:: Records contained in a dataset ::
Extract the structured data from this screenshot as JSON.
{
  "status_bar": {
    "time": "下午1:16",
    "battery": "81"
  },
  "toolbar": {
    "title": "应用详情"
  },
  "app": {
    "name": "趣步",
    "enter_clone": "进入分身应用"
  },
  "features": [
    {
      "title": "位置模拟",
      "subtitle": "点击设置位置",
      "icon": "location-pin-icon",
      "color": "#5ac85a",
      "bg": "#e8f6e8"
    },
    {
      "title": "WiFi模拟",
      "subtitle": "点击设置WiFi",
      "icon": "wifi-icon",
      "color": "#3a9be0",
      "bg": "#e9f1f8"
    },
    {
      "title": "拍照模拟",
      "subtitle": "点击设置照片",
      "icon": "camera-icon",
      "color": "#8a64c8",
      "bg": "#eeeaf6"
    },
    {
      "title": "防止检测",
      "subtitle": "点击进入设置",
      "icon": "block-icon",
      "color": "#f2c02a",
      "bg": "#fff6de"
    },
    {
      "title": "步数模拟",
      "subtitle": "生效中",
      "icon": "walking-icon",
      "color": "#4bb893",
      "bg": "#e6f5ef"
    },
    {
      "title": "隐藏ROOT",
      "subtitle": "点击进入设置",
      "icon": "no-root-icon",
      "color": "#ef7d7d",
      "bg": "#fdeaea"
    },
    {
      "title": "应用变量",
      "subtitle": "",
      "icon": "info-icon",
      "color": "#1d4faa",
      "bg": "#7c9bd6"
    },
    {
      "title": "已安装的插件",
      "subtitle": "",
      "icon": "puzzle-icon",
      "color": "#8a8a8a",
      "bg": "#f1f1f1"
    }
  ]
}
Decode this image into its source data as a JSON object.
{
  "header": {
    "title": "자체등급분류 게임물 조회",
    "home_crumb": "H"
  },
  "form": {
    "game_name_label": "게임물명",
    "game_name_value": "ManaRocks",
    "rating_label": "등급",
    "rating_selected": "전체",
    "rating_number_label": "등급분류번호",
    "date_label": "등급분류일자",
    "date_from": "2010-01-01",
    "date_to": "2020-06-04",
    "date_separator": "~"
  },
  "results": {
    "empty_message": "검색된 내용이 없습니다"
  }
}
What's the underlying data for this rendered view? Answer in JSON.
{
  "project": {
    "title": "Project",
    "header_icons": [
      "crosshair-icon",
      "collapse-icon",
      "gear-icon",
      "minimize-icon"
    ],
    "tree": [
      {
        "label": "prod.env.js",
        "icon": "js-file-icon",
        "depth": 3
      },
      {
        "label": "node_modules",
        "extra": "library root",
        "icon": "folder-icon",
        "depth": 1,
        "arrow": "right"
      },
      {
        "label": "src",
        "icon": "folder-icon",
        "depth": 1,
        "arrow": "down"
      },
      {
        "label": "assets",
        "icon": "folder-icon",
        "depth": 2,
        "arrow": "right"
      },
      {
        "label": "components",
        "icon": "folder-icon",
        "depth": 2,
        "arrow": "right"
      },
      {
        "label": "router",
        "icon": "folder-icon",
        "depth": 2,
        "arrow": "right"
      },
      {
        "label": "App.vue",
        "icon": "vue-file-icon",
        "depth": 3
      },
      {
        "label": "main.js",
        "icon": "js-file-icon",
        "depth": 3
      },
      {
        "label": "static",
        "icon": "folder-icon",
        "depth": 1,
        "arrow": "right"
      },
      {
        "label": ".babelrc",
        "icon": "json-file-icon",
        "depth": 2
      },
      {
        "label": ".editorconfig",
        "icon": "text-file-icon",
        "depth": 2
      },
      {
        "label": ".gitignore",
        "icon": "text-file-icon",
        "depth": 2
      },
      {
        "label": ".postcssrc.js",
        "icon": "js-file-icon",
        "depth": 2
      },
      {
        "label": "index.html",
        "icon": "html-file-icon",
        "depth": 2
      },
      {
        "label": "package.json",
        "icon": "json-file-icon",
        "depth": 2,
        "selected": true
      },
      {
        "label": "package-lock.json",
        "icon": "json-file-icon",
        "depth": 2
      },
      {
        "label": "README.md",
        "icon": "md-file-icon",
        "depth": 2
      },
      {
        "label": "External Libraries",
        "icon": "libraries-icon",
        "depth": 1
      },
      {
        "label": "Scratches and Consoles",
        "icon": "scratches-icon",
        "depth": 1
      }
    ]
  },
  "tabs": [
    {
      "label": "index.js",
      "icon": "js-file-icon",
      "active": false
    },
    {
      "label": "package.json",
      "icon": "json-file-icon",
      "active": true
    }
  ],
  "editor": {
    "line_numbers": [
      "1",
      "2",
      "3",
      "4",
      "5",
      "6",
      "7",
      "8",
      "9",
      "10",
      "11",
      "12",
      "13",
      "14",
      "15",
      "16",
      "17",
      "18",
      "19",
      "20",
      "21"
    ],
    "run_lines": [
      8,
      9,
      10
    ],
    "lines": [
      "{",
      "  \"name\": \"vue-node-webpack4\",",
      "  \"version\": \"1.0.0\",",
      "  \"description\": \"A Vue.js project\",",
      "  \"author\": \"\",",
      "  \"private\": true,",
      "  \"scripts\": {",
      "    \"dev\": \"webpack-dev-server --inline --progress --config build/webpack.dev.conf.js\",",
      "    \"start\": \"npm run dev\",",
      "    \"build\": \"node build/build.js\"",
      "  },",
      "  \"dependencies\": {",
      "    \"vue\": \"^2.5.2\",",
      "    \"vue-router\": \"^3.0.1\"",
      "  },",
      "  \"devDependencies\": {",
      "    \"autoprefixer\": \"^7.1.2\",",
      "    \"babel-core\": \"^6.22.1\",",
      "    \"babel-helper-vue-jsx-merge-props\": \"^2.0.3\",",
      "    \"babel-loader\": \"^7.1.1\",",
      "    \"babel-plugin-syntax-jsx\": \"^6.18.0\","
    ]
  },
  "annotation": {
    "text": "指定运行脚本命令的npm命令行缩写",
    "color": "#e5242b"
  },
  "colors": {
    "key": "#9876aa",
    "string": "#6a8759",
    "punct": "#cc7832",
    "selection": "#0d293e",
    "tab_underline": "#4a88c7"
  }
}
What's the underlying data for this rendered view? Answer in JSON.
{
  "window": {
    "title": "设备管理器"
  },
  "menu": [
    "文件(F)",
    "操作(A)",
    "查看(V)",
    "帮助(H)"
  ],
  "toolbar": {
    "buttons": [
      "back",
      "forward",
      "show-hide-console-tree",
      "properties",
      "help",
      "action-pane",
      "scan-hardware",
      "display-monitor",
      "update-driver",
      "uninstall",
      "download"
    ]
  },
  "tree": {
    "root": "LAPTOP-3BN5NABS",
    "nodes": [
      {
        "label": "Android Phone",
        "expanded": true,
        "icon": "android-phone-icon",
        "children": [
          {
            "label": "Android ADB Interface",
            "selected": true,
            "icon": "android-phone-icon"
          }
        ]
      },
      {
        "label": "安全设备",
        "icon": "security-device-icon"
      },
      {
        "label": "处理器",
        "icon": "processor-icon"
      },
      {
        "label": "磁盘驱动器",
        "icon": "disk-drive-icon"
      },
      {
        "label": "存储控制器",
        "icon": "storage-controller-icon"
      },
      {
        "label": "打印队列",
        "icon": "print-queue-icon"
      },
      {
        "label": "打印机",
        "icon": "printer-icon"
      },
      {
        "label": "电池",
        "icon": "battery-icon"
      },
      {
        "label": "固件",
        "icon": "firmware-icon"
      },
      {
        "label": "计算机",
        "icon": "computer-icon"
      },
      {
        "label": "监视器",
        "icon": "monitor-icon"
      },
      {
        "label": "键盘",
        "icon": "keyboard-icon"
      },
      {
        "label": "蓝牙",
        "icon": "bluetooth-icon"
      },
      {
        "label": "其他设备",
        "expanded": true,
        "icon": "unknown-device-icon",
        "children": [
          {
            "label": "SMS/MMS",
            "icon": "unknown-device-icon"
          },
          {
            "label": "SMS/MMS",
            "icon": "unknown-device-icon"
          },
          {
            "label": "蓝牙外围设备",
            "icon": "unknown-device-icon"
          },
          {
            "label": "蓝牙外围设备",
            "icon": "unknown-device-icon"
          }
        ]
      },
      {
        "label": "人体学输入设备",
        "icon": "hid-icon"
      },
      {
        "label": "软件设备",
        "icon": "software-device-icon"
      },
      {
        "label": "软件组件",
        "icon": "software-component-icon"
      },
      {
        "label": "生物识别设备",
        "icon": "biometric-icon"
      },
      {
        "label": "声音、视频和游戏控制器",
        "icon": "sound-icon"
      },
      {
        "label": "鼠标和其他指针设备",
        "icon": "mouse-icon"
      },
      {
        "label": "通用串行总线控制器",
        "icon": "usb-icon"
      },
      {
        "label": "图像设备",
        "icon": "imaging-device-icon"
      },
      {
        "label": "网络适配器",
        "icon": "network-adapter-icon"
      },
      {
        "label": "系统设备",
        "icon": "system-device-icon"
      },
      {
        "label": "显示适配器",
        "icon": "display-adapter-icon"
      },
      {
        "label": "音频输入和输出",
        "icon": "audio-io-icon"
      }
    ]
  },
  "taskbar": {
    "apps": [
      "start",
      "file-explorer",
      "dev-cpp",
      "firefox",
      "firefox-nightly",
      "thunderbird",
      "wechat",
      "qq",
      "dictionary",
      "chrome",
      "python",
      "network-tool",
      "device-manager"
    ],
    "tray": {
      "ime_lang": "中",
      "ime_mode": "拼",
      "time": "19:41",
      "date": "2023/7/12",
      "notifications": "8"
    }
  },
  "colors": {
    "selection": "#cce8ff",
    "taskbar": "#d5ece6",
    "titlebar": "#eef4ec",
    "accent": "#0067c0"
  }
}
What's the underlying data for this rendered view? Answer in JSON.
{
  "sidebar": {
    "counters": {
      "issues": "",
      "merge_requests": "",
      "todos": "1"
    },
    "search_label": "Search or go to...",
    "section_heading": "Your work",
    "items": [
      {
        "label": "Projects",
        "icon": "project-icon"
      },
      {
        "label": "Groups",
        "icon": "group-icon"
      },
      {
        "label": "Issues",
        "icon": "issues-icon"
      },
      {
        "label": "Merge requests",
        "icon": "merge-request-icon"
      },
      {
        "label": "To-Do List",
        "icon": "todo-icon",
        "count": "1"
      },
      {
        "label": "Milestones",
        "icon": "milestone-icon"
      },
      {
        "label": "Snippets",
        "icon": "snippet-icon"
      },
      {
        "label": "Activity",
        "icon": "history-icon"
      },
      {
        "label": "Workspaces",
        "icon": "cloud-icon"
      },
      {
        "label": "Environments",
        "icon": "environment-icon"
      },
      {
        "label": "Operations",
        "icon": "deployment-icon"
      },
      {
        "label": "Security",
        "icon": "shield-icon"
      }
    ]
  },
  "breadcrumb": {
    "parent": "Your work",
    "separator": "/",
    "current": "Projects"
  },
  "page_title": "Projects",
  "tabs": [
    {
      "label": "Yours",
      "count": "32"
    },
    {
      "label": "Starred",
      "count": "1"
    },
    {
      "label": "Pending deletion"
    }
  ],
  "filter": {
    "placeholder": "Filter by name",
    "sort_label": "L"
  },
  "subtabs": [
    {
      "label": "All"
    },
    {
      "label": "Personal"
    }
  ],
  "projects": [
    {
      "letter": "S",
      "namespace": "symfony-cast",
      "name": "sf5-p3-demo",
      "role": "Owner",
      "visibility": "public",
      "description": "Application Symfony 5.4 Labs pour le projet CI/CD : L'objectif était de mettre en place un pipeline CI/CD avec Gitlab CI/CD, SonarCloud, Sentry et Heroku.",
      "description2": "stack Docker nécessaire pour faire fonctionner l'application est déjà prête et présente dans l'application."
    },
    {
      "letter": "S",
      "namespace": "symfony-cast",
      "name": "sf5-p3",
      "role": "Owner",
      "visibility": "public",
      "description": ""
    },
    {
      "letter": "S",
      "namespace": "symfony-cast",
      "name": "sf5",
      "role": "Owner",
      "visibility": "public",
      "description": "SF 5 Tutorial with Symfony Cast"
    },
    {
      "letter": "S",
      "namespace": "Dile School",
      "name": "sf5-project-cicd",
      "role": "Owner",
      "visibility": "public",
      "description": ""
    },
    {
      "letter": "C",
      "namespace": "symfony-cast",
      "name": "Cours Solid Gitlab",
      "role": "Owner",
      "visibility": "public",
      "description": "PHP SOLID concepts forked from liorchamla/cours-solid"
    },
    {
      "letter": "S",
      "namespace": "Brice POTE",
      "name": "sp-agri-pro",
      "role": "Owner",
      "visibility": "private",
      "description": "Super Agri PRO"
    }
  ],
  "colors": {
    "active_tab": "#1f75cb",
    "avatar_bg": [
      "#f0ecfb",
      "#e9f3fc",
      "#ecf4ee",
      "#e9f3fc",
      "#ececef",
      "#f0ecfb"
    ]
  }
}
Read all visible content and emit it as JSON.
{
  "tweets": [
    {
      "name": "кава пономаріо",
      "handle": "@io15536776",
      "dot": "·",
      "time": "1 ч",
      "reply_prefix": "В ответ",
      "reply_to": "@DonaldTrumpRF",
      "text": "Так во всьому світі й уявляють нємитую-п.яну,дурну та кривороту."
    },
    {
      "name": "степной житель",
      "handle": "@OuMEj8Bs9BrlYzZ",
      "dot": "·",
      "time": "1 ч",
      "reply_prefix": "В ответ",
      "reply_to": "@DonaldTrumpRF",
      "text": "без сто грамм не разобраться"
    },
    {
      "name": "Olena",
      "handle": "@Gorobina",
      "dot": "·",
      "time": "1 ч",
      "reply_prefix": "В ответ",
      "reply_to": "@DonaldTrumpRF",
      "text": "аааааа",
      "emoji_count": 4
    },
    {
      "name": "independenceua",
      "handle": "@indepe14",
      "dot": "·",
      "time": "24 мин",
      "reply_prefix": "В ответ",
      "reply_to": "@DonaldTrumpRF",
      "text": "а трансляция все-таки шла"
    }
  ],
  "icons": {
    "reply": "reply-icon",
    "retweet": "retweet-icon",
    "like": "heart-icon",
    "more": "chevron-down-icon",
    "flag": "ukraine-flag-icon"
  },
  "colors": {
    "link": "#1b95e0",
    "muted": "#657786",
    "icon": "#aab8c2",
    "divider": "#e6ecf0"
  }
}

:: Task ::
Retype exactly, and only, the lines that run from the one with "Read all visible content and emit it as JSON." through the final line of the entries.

:: Result for this exercise ::
Read all visible content and emit it as JSON.
{
  "tweets": [
    {
      "name": "кава пономаріо",
      "handle": "@io15536776",
      "dot": "·",
      "time": "1 ч",
      "reply_prefix": "В ответ",
      "reply_to": "@DonaldTrumpRF",
      "text": "Так во всьому світі й уявляють нємитую-п.яну,дурну та кривороту."
    },
    {
      "name": "степной житель",
      "handle": "@OuMEj8Bs9BrlYzZ",
      "dot": "·",
      "time": "1 ч",
      "reply_prefix": "В ответ",
      "reply_to": "@DonaldTrumpRF",
      "text": "без сто грамм не разобраться"
    },
    {
      "name": "Olena",
      "handle": "@Gorobina",
      "dot": "·",
      "time": "1 ч",
      "reply_prefix": "В ответ",
      "reply_to": "@DonaldTrumpRF",
      "text": "аааааа",
      "emoji_count": 4
    },
    {
      "name": "independenceua",
      "handle": "@indepe14",
      "dot": "·",
      "time": "24 мин",
      "reply_prefix": "В ответ",
      "reply_to": "@DonaldTrumpRF",
      "text": "а трансляция все-таки шла"
    }
  ],
  "icons": {
    "reply": "reply-icon",
    "retweet": "retweet-icon",
    "like": "heart-icon",
    "more": "chevron-down-icon",
    "flag": "ukraine-flag-icon"
  },
  "colors": {
    "link": "#1b95e0",
    "muted": "#657786",
    "icon": "#aab8c2",
    "divider": "#e6ecf0"
  }
}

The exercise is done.